● Data records for software interfaces:
+ + +
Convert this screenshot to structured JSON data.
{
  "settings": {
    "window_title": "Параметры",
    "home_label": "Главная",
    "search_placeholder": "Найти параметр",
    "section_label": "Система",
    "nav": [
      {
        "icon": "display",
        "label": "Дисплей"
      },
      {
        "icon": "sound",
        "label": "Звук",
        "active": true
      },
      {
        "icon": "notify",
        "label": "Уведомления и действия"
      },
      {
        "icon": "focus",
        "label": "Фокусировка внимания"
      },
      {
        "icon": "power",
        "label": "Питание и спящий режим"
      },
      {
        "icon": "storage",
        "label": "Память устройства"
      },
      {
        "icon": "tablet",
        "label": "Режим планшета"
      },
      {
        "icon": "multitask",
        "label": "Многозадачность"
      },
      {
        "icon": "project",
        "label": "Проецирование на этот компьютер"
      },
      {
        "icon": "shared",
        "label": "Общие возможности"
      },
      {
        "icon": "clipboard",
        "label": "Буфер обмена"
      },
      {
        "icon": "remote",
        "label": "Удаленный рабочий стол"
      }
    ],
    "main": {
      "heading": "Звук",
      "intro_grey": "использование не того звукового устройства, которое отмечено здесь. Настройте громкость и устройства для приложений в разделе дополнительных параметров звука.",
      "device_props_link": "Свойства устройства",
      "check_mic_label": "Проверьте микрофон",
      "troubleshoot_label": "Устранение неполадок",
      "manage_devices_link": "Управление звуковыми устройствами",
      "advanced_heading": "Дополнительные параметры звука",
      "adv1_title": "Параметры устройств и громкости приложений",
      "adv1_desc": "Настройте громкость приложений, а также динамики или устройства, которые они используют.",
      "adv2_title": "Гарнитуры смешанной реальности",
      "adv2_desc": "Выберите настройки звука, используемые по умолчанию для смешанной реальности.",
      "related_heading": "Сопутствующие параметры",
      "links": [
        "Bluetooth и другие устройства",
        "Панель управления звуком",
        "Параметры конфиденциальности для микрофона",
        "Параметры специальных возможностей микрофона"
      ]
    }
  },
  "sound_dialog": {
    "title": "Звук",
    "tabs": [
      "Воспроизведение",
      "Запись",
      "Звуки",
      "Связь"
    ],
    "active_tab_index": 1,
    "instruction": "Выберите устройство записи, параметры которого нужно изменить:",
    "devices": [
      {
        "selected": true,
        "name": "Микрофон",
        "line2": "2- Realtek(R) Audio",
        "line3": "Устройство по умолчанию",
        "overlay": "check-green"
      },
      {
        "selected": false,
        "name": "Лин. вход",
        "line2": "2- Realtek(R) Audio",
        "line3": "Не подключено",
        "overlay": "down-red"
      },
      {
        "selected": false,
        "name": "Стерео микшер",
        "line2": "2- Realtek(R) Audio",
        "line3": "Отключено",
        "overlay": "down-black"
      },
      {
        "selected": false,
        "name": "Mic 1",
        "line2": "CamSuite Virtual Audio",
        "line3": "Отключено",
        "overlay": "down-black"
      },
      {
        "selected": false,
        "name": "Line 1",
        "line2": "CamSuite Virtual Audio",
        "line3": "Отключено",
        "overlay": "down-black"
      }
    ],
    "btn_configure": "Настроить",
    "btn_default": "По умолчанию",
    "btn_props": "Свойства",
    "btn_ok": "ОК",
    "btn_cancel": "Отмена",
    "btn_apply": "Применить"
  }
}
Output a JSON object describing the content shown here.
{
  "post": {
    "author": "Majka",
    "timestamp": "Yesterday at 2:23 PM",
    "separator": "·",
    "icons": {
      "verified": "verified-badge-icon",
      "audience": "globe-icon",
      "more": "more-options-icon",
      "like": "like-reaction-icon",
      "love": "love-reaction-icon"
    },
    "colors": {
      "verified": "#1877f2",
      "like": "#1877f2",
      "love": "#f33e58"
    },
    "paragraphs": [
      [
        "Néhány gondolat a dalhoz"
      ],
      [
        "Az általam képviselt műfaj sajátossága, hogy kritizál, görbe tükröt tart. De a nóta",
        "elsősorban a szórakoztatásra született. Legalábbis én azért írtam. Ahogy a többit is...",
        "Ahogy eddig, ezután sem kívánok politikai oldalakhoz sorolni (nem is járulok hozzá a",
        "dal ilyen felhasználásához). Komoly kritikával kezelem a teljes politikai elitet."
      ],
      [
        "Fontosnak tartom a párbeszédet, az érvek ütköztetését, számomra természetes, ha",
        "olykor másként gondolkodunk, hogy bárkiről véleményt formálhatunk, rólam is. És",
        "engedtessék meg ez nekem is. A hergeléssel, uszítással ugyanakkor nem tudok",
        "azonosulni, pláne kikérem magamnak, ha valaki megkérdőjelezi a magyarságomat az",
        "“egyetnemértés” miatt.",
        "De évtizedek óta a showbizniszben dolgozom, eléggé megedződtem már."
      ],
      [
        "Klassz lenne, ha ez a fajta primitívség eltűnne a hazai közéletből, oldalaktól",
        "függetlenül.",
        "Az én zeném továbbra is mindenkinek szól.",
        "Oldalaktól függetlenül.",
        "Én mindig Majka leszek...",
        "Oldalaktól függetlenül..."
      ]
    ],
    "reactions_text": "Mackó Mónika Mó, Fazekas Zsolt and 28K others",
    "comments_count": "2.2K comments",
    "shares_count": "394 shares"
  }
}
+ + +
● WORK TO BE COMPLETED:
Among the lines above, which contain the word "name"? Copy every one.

● OUTPUT BELOW:
        "name": "Микрофон",
        "name": "Лин. вход",
        "name": "Стерео микшер",
        "name": "Mic 1",
        "name": "Line 1",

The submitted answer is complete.